> [TASK DESCRIPTION] Every entry must come back exactly as it was given.

SUPPLIED RECORDS Block Start

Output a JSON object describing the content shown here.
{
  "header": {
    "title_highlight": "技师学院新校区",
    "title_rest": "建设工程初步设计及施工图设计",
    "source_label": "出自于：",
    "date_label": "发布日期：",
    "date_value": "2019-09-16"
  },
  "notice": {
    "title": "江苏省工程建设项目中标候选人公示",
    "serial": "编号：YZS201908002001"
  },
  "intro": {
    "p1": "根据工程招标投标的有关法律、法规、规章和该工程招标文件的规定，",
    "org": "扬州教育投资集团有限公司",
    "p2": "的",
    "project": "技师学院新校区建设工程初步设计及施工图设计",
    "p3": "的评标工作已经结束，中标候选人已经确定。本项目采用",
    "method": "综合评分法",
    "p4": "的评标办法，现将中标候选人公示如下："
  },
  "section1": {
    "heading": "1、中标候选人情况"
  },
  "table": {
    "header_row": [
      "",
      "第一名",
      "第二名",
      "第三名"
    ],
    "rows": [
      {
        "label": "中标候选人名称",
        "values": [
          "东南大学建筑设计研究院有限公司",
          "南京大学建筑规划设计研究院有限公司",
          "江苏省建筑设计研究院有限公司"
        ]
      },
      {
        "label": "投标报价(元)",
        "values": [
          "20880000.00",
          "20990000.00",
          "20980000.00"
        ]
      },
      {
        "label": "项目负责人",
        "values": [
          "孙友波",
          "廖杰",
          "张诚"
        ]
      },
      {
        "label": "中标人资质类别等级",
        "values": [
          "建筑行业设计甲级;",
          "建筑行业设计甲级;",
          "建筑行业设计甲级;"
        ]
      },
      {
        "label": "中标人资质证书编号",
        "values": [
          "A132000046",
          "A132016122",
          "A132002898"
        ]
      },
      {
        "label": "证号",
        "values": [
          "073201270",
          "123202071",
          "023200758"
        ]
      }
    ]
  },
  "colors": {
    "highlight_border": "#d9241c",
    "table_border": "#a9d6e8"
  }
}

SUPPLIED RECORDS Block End

> [RESPONSE TO THE TASK]
Output a JSON object describing the content shown here.
{
  "header": {
    "title_highlight": "技师学院新校区",
    "title_rest": "建设工程初步设计及施工图设计",
    "source_label": "出自于：",
    "date_label": "发布日期：",
    "date_value": "2019-09-16"
  },
  "notice": {
    "title": "江苏省工程建设项目中标候选人公示",
    "serial": "编号：YZS201908002001"
  },
  "intro": {
    "p1": "根据工程招标投标的有关法律、法规、规章和该工程招标文件的规定，",
    "org": "扬州教育投资集团有限公司",
    "p2": "的",
    "project": "技师学院新校区建设工程初步设计及施工图设计",
    "p3": "的评标工作已经结束，中标候选人已经确定。本项目采用",
    "method": "综合评分法",
    "p4": "的评标办法，现将中标候选人公示如下："
  },
  "section1": {
    "heading": "1、中标候选人情况"
  },
  "table": {
    "header_row": [
      "",
      "第一名",
      "第二名",
      "第三名"
    ],
    "rows": [
      {
        "label": "中标候选人名称",
        "values": [
          "东南大学建筑设计研究院有限公司",
          "南京大学建筑规划设计研究院有限公司",
          "江苏省建筑设计研究院有限公司"
        ]
      },
      {
        "label": "投标报价(元)",
        "values": [
          "20880000.00",
          "20990000.00",
          "20980000.00"
        ]
      },
      {
        "label": "项目负责人",
        "values": [
          "孙友波",
          "廖杰",
          "张诚"
        ]
      },
      {
        "label": "中标人资质类别等级",
        "values": [
          "建筑行业设计甲级;",
          "建筑行业设计甲级;",
          "建筑行业设计甲级;"
        ]
      },
      {
        "label": "中标人资质证书编号",
        "values": [
          "A132000046",
          "A132016122",
          "A132002898"
        ]
      },
      {
        "label": "证号",
        "values": [
          "073201270",
          "123202071",
          "023200758"
        ]
      }
    ]
  },
  "colors": {
    "highlight_border": "#d9241c",
    "table_border": "#a9d6e8"
  }
}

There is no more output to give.